PROBLEM STATEMENT:
Gather all lines in the records below that include the word "title".

LISTED ENTRIES:
[Start of Attachment]

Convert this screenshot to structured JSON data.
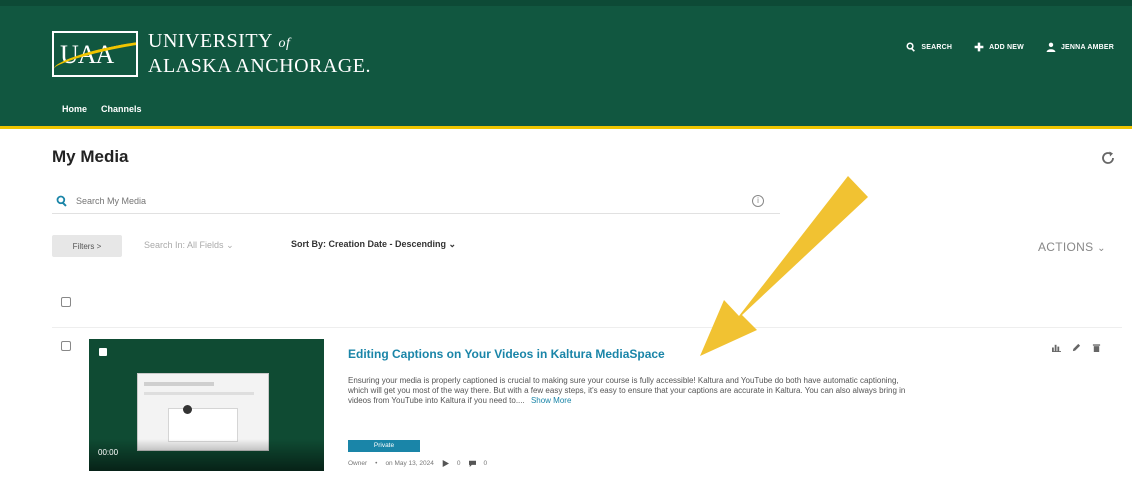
{
  "header": {
    "logo_mark": "UAA",
    "logo_line1": "University",
    "logo_of": "of",
    "logo_line2": "Alaska Anchorage.",
    "nav": [
      "Home",
      "Channels"
    ],
    "actions": {
      "search": "SEARCH",
      "add_new": "ADD NEW",
      "user": "JENNA AMBER"
    }
  },
  "page": {
    "title": "My Media",
    "search_placeholder": "Search My Media",
    "filters_label": "Filters >",
    "search_in": "Search In: All Fields",
    "sort_by": "Sort By: Creation Date - Descending",
    "actions_label": "ACTIONS"
  },
  "media": {
    "title": "Editing Captions on Your Videos in Kaltura MediaSpace",
    "description": "Ensuring your media is properly captioned is crucial to making sure your course is fully accessible! Kaltura and YouTube do both have automatic captioning, which will get you most of the way there. But with a few easy steps, it's easy to ensure that your captions are accurate in Kaltura. You can also always bring in videos from YouTube into Kaltura if you need to....",
    "show_more": "Show More",
    "duration": "00:00",
    "badge": "Private",
    "owner": "Owner",
    "date": "on May 13, 2024",
    "plays": "0",
    "comments": "0"
  },
  "colors": {
    "header_green": "#115740",
    "accent_gold": "#f0c400",
    "link_blue": "#1a85a8",
    "arrow_yellow": "#f1c232"
  }
}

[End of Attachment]

EXERCISE OUTPUT:
    "title": "My Media",
    "title": "Editing Captions on Your Videos in Kaltura MediaSpace",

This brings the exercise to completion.